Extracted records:
┄┄┄┄┄┄┄┄┄┄
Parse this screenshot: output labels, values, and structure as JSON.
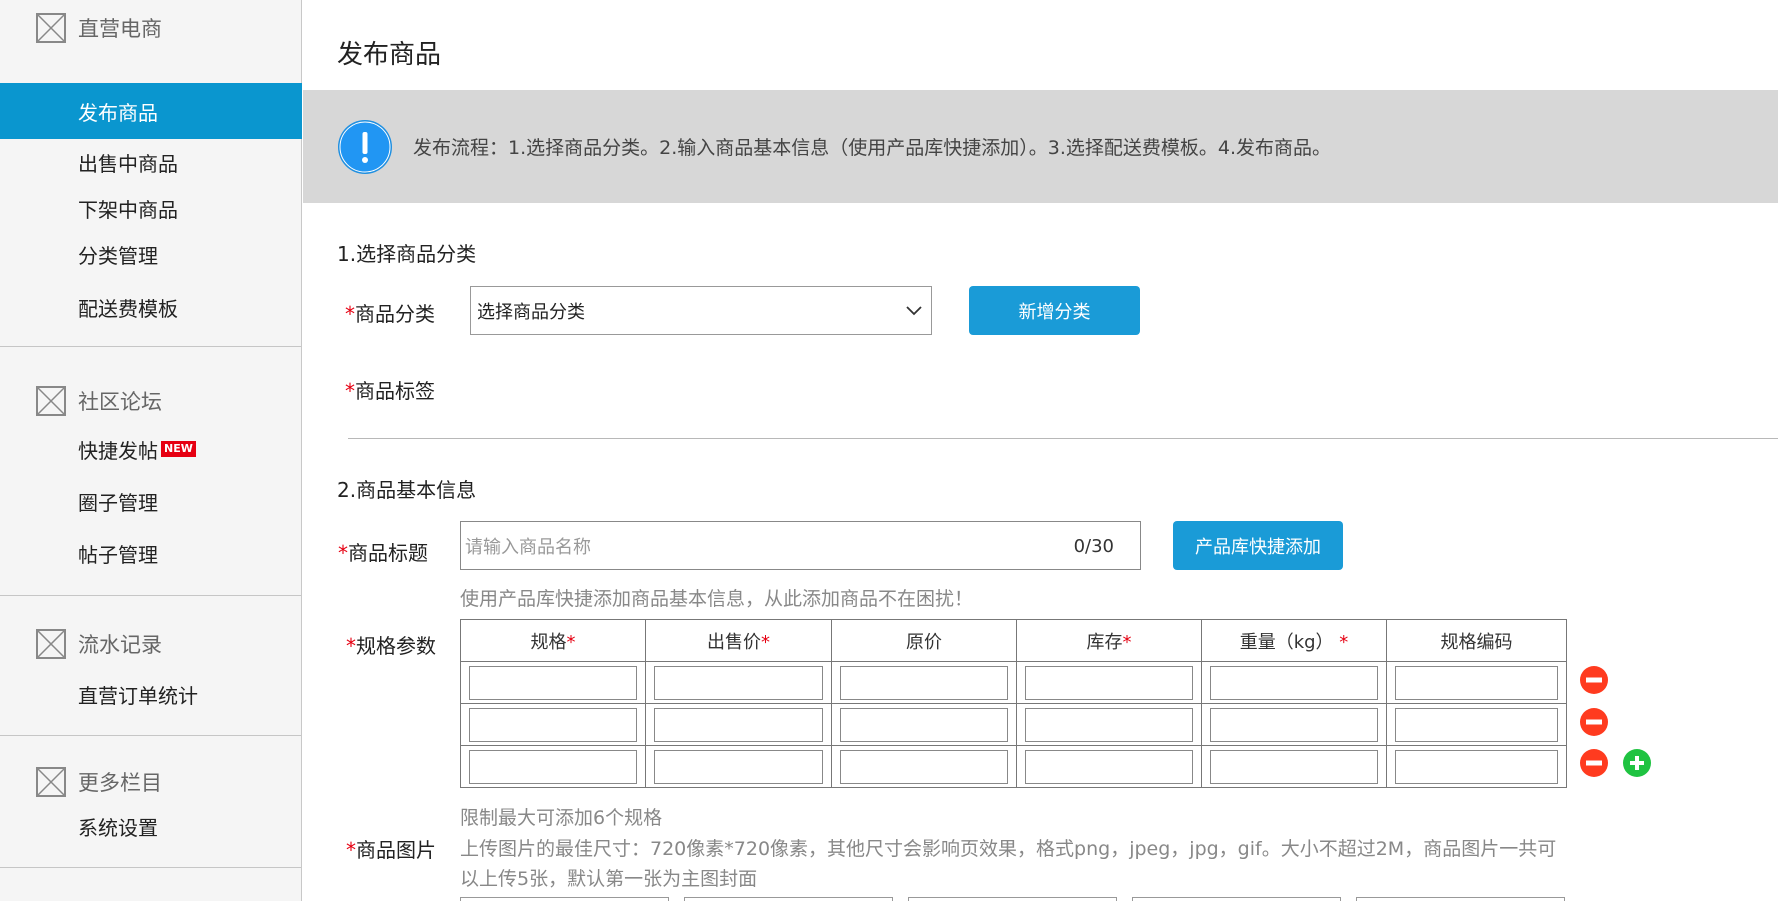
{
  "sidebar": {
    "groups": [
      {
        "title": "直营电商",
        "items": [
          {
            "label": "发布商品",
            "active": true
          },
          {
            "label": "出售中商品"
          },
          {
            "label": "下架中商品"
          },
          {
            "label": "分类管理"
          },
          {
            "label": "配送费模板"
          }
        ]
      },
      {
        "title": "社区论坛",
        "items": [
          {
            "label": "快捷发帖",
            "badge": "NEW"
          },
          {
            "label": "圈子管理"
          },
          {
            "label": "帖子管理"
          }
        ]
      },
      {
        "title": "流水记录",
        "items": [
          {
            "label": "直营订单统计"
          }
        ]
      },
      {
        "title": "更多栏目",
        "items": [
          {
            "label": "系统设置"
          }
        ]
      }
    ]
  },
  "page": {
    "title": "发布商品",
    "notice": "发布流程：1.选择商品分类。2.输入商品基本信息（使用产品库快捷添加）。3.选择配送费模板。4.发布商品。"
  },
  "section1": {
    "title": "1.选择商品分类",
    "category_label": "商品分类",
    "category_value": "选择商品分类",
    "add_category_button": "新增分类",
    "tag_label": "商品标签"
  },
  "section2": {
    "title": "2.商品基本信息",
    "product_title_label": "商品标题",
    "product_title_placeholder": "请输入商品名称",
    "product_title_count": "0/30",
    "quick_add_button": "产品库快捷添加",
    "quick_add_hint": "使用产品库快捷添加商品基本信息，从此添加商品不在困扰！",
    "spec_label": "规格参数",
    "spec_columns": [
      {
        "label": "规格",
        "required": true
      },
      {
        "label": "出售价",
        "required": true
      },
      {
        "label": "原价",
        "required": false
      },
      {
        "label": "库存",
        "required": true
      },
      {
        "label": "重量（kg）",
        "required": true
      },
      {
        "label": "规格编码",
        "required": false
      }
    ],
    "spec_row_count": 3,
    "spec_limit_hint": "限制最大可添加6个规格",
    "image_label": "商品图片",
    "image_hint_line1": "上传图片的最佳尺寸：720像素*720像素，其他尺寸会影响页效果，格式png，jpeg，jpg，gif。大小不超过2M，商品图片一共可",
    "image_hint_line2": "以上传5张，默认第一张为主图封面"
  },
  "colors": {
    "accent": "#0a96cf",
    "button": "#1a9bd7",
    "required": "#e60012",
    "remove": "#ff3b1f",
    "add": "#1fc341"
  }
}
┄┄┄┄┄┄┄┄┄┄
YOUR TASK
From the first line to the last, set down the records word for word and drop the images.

RESULT OF THE TASK
Parse this screenshot: output labels, values, and structure as JSON.
{
  "sidebar": {
    "groups": [
      {
        "title": "直营电商",
        "items": [
          {
            "label": "发布商品",
            "active": true
          },
          {
            "label": "出售中商品"
          },
          {
            "label": "下架中商品"
          },
          {
            "label": "分类管理"
          },
          {
            "label": "配送费模板"
          }
        ]
      },
      {
        "title": "社区论坛",
        "items": [
          {
            "label": "快捷发帖",
            "badge": "NEW"
          },
          {
            "label": "圈子管理"
          },
          {
            "label": "帖子管理"
          }
        ]
      },
      {
        "title": "流水记录",
        "items": [
          {
            "label": "直营订单统计"
          }
        ]
      },
      {
        "title": "更多栏目",
        "items": [
          {
            "label": "系统设置"
          }
        ]
      }
    ]
  },
  "page": {
    "title": "发布商品",
    "notice": "发布流程：1.选择商品分类。2.输入商品基本信息（使用产品库快捷添加）。3.选择配送费模板。4.发布商品。"
  },
  "section1": {
    "title": "1.选择商品分类",
    "category_label": "商品分类",
    "category_value": "选择商品分类",
    "add_category_button": "新增分类",
    "tag_label": "商品标签"
  },
  "section2": {
    "title": "2.商品基本信息",
    "product_title_label": "商品标题",
    "product_title_placeholder": "请输入商品名称",
    "product_title_count": "0/30",
    "quick_add_button": "产品库快捷添加",
    "quick_add_hint": "使用产品库快捷添加商品基本信息，从此添加商品不在困扰！",
    "spec_label": "规格参数",
    "spec_columns": [
      {
        "label": "规格",
        "required": true
      },
      {
        "label": "出售价",
        "required": true
      },
      {
        "label": "原价",
        "required": false
      },
      {
        "label": "库存",
        "required": true
      },
      {
        "label": "重量（kg）",
        "required": true
      },
      {
        "label": "规格编码",
        "required": false
      }
    ],
    "spec_row_count": 3,
    "spec_limit_hint": "限制最大可添加6个规格",
    "image_label": "商品图片",
    "image_hint_line1": "上传图片的最佳尺寸：720像素*720像素，其他尺寸会影响页效果，格式png，jpeg，jpg，gif。大小不超过2M，商品图片一共可",
    "image_hint_line2": "以上传5张，默认第一张为主图封面"
  },
  "colors": {
    "accent": "#0a96cf",
    "button": "#1a9bd7",
    "required": "#e60012",
    "remove": "#ff3b1f",
    "add": "#1fc341"
  }
}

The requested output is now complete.